WELLINGTON, Florida, Feb. 2, 2021–The first Grand Prix Freestyle performed by Günter Seidel and Equirelle that earned the partnership victory at the Global Dressage Festival boosted the rider to the top of the winter circuit’s prize money earnings.

Günter describes the 12-year-old KWPN mare as “challenging,” a characteristic she displayed when spooking in the Grand Prix apparently at the sight of a camera to post 63.391%, their lowest of seven Grand Prix score.

The duo came back two days later to capture the freestyle with their highest result to date and give the three-time Olympian for the United States his first Big Tour win in almost five years. It also earned him $10,000 to move to the top of Global’s prize money list after two of seven CDI’s over the winter.

Equirelle was first competed by Günter for owner Louise Leatherdale and Leatherdale Farms of Long Lake, Minnesota in late 2019 and made her Big Tour debut in Wellington’s international arena a year ago.

“There’s a lot of quality in the horse…,” said Günter of Cardiff, California, but “challenging in the her temperament.”

The win in the CDI4* may, he said, help the confidence of Equirelle (Florett AS x Donnerhall) that was competed by the Netherlands’ Kyra Klinkers at the World Young Horse Championships at age seven in 2016 and at Small Tour two years later.
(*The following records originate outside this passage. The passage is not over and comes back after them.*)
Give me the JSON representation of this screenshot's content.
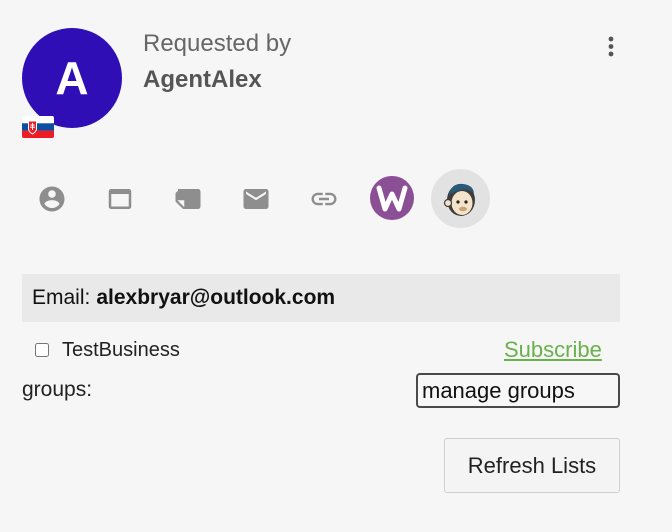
{
  "requester": {
    "avatar_initial": "A",
    "avatar_color": "#2f0fb5",
    "label": "Requested by",
    "name": "AgentAlex",
    "flag_icon": "slovakia-flag-icon"
  },
  "menu": {
    "icon": "more-vertical-icon"
  },
  "actions": [
    {
      "icon": "user-profile-icon"
    },
    {
      "icon": "browser-window-icon"
    },
    {
      "icon": "note-icon"
    },
    {
      "icon": "mail-icon"
    },
    {
      "icon": "link-icon"
    },
    {
      "icon": "woocommerce-icon",
      "color": "#8a4f94"
    },
    {
      "icon": "mailchimp-icon"
    }
  ],
  "email": {
    "label": "Email:",
    "value": "alexbryar@outlook.com"
  },
  "lists": [
    {
      "name": "TestBusiness",
      "action": "Subscribe",
      "checked": false
    }
  ],
  "groups": {
    "label": "groups:",
    "manage_label": "manage groups"
  },
  "refresh_label": "Refresh Lists",
  "colors": {
    "subscribe_link": "#6ab04c",
    "icon_gray": "#8e8e8e",
    "email_bar_bg": "#e9e9e9"
  }
}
“I’m not saying she’s going to win everything now, but hopefully it gives her and me a little more confidence to go on and build on this a littler more,” said the 60-year-old rider. “It’s fun to be back in the ring in a big class.”
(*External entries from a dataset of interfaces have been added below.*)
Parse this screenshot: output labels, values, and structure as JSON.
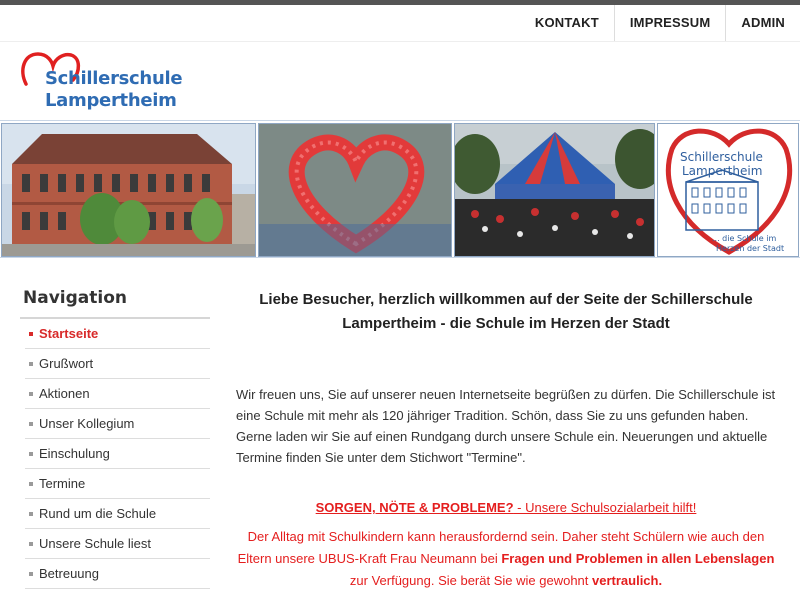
{
  "topnav": {
    "items": [
      "KONTAKT",
      "IMPRESSUM",
      "ADMIN"
    ]
  },
  "logo": {
    "line1": "Schillerschule",
    "line2": "Lampertheim",
    "heart_color": "#e02020",
    "text_color": "#2f6cb3"
  },
  "banner": {
    "logo_caption_line1": "Schillerschule",
    "logo_caption_line2": "Lampertheim",
    "logo_tagline_line1": "... die Schule im",
    "logo_tagline_line2": "Herzen der Stadt"
  },
  "sidebar": {
    "title": "Navigation",
    "items": [
      "Startseite",
      "Grußwort",
      "Aktionen",
      "Unser Kollegium",
      "Einschulung",
      "Termine",
      "Rund um die Schule",
      "Unsere Schule liest",
      "Betreuung"
    ],
    "active_index": 0
  },
  "main": {
    "welcome": "Liebe Besucher, herzlich willkommen auf der Seite der Schillerschule Lampertheim - die Schule im Herzen der Stadt",
    "intro": "Wir freuen uns, Sie auf unserer neuen Internetseite begrüßen zu dürfen. Die Schillerschule ist eine Schule mit mehr als 120 jähriger Tradition. Schön, dass Sie zu uns gefunden haben. Gerne laden wir Sie auf einen Rundgang durch unsere Schule ein. Neuerungen und aktuelle Termine finden Sie unter dem Stichwort \"Termine\".",
    "sorgen_title": "SORGEN, NÖTE & PROBLEME?",
    "sorgen_link": " - Unsere Schulsozialarbeit hilft!",
    "alltag_1": "Der Alltag mit Schulkindern kann herausfordernd sein. Daher steht Schülern wie auch den Eltern unsere UBUS-Kraft Frau Neumann bei ",
    "alltag_bold1": "Fragen und Problemen in allen Lebenslagen",
    "alltag_2": " zur Verfügung. Sie berät Sie wie gewohnt ",
    "alltag_bold2": "vertraulich."
  },
  "colors": {
    "accent_red": "#e41e1e",
    "nav_active": "#d82a2a",
    "brand_blue": "#2f6cb3"
  }
}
Günter Seidel and Equirelle. © 2021 Ken Braddick/

Asked how he felt about being back at Big Tour, he laughed and quipped, “I never left.” He coaches several riders, including the successful youth rider Anna Buffini of nearby San Diego who is competitive at Grand Prix on Davinia la Douce acquired last year from Germany’s Anabel Balkenhol.

“You’re right,” he said, “I haven’t been competing big Tour. I feel ready. I’ve been around and I’ve been riding. It’s not like I’ve been away from the sport. It’s not a big step. It’s nice to be in the big classes again, for sure. I love that.”

Günter is typically low key about his own talent and successes despite competing on three Olympic teams that won medals, at three World Equestrian Games, including team silver in 2002 and bronze in 2006, as well as five World Cup Finals over two decades.

To think of Equirelle as a team horse in the short term is premature, he said, with selectors expected to pick horses that are consistent and seasoned

“I know she has the quality, but I think making a team this year would be too early,” he said.

“Having said that,” he laughs, “if she all of a sudden gets 80% and they said ‘go,’ of course I would go. But that’s most likely not going to happen.

“I think she can really be a team horse at some stage, but in its time.”